Afriend once waxed poetic about the peace he experienced when receiving the communion wafer in the Catholic mass. Since I had been reared on a diet of just-a-symbol cracker breads and grape juice cuplets, I didn’t get it.
“What do you mean?” I asked incredulously. “It doesn’t do anything.”
I’ve come a long way in deepening my appreciation for the power of the Lord’s Supper, but I probably wouldn’t have been alone in my doubts.
For the most part, our evangelical and Anabaptist movement long ago lost sight of the notion that communion — and worship generally — effects anything greater than whatever uplift or experience or learning we might take away from it. In the Reformers’ historic angst over the sacrificial language of the Roman Church, worship became — subtly and shiftily — all about us. It doesn’t do anything.
Yet, for the writer of Hebrews, worship most surely does something: not least guiding human beings in an approach to God. Hebrews 12 is about approaching God: in history, in the Scriptures, but also in worship. It’s likely that the flow of the chapter mirrors the believer’s approach to the Lord’s table. This approach is depicted as scaling Mount Zion to meet Jesus, the “mediator of a new covenant” and is contrasted with the Israelites’ fearful approach to God on Mount Sinai.
When God gave the covenant on Sinai through Moses, there was fear and trembling, the terrible voice of God and darkness and gloom and storm. In Christian worship, we approach God as ancient Israel did, but for us it’s a journey to a second mountain: joyful Zion, thick with festal angels, the dwelling place of the living God (Heb. 12:22; on angels present in worship, see 1 Cor. 11:10 and Revelation 1 and 2).

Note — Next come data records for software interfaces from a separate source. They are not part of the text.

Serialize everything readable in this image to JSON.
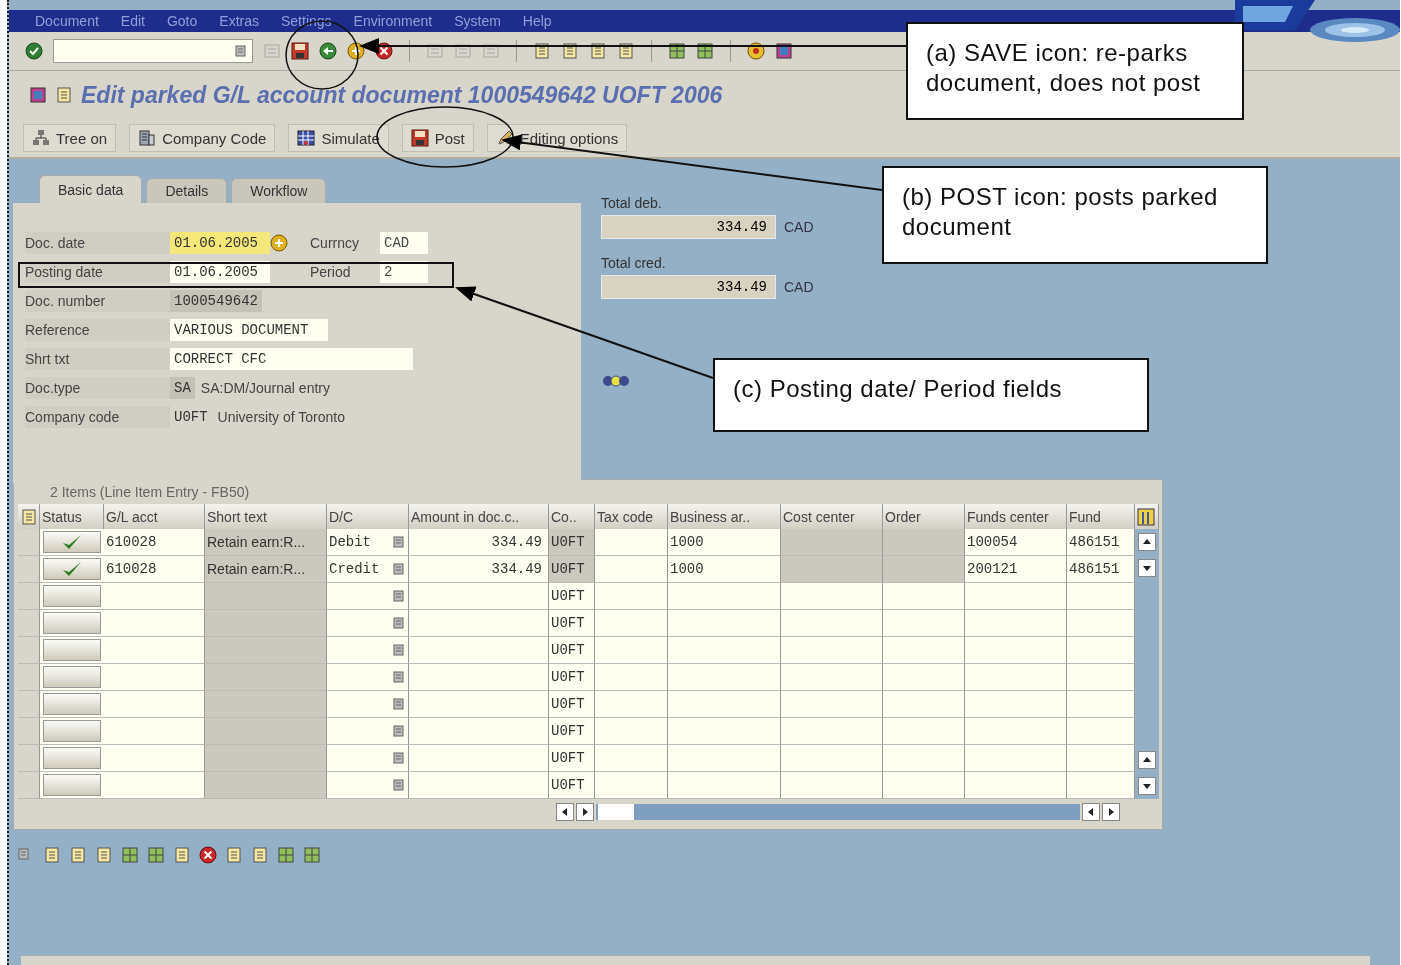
{
  "menu": [
    "Document",
    "Edit",
    "Goto",
    "Extras",
    "Settings",
    "Environment",
    "System",
    "Help"
  ],
  "title": "Edit parked G/L account document 1000549642 UOFT 2006",
  "app_toolbar": [
    {
      "label": "Tree on"
    },
    {
      "label": "Company Code"
    },
    {
      "label": "Simulate"
    },
    {
      "label": "Post"
    },
    {
      "label": "Editing options"
    }
  ],
  "tabs": [
    {
      "label": "Basic data",
      "selected": true
    },
    {
      "label": "Details",
      "selected": false
    },
    {
      "label": "Workflow",
      "selected": false
    }
  ],
  "header_fields": [
    {
      "label": "Doc. date",
      "value": "01.06.2005",
      "kind": "highlight",
      "extra_label": "Currncy",
      "extra_value": "CAD"
    },
    {
      "label": "Posting date",
      "value": "01.06.2005",
      "kind": "input",
      "extra_label": "Period",
      "extra_value": "2"
    },
    {
      "label": "Doc. number",
      "value": "1000549642",
      "kind": "display"
    },
    {
      "label": "Reference",
      "value": "VARIOUS DOCUMENT",
      "kind": "input"
    },
    {
      "label": "Shrt txt",
      "value": "CORRECT CFC",
      "kind": "wide"
    },
    {
      "label": "Doc.type",
      "value": "SA",
      "kind": "display",
      "note": "SA:DM/Journal entry"
    },
    {
      "label": "Company code",
      "value": "U0FT",
      "kind": "plain",
      "note": "University of Toronto"
    }
  ],
  "totals": [
    {
      "label": "Total deb.",
      "value": "334.49",
      "currency": "CAD"
    },
    {
      "label": "Total cred.",
      "value": "334.49",
      "currency": "CAD"
    }
  ],
  "table": {
    "title": "2 Items (Line Item Entry - FB50)",
    "columns": [
      "Status",
      "G/L acct",
      "Short text",
      "D/C",
      "Amount in doc.c..",
      "Co..",
      "Tax code",
      "Business ar..",
      "Cost center",
      "Order",
      "Funds center",
      "Fund"
    ],
    "rows": [
      {
        "checked": true,
        "gl_acct": "610028",
        "short_text": "Retain earn:R...",
        "dc": "Debit",
        "amount": "334.49",
        "co": "U0FT",
        "business_area": "1000",
        "funds_center": "100054",
        "fund": "486151"
      },
      {
        "checked": true,
        "gl_acct": "610028",
        "short_text": "Retain earn:R...",
        "dc": "Credit",
        "amount": "334.49",
        "co": "U0FT",
        "business_area": "1000",
        "funds_center": "200121",
        "fund": "486151"
      },
      {
        "checked": false,
        "co": "U0FT"
      },
      {
        "checked": false,
        "co": "U0FT"
      },
      {
        "checked": false,
        "co": "U0FT"
      },
      {
        "checked": false,
        "co": "U0FT"
      },
      {
        "checked": false,
        "co": "U0FT"
      },
      {
        "checked": false,
        "co": "U0FT"
      },
      {
        "checked": false,
        "co": "U0FT"
      },
      {
        "checked": false,
        "co": "U0FT"
      }
    ]
  },
  "callouts": [
    {
      "text": "(a) SAVE icon: re-parks document, does not post"
    },
    {
      "text": "(b) POST icon: posts parked document"
    },
    {
      "text": "(c) Posting date/ Period fields"
    }
  ]
}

In the Old Testament, Zion is a mountain but also the holy city of God. It’s Jerusalem — yet more than Jerusalem — a vision of God present among God’s people (Psalm 128:5; Zech. 8:3).
In Hebrews 12, Zion symbolically represents God’s people gathered into one by God’s Holy Spirit (see also Rev. 14:1-5). On Zion, the voice of God assembles his people. On Zion, the blood of Jesus mediates a new covenant. On Zion, grace subsumes fear as Jesus’ blood “speaks a better word than the blood of Abel” (Heb. 12:24). We come to God in worship and give him thanks, offering up our praise in “reverence and awe” (Heb. 12:28).
Nowhere is our thanksgiving reverence and awe more vital than at the Lord’s table. When we eat the bread and drink the cup, we celebrate and enter into what Jesus named “the new covenant in my blood” (1 Cor. 11:25). The bread and cup re-present God’s covenant with us, a covenant forged in Jesus’ sacrificial self-offering on the cross.
Just as God offers himself for us, so too we make an offering of ourselves to God. This offering is grounded in worship — especially the Lord’s table. It’s in worship that we bring a “sacrifice of praise,” which in turn becomes our “living sacrifice” — a life of gratitude, love and service patterned on Jesus’ life (Heb. 13:15-16; Rom. 12:1; Phil. 2:17). This is our “acceptable worship” (Heb. 12:28).
A friend tells the story of how, in her younger years, she woke up one morning in a cold sweat and with a puzzling desire to change her life. Among other things, she found herself drawn to attend church. She describes her surprise at the cumulative effect of regularly receiving communion. “This is healing me!” she realized. “It’s healing me from the inside out!”
Not long afterward, she married her boyfriend, whom she was living with. Her life was transformed to become something of an offering to God, not least by her launching a career in social work.
Maybe this is the most important thing worship does, the cosmic change worship catalyzes: Worship transforms our lives into an offering, effusive with Jesus’ presence and laden with his love. Our lives, which at times seem scaldingly mundane, become the stuff of sacrifice.
Brad Roth is pastor of West Zion Mennonite Church in Moundridge, Kan. He blogs at doxologyproject.com. His book, God’s Country: Faith, Hope, and the Future of the Rural Church, was recently released by Herald Press.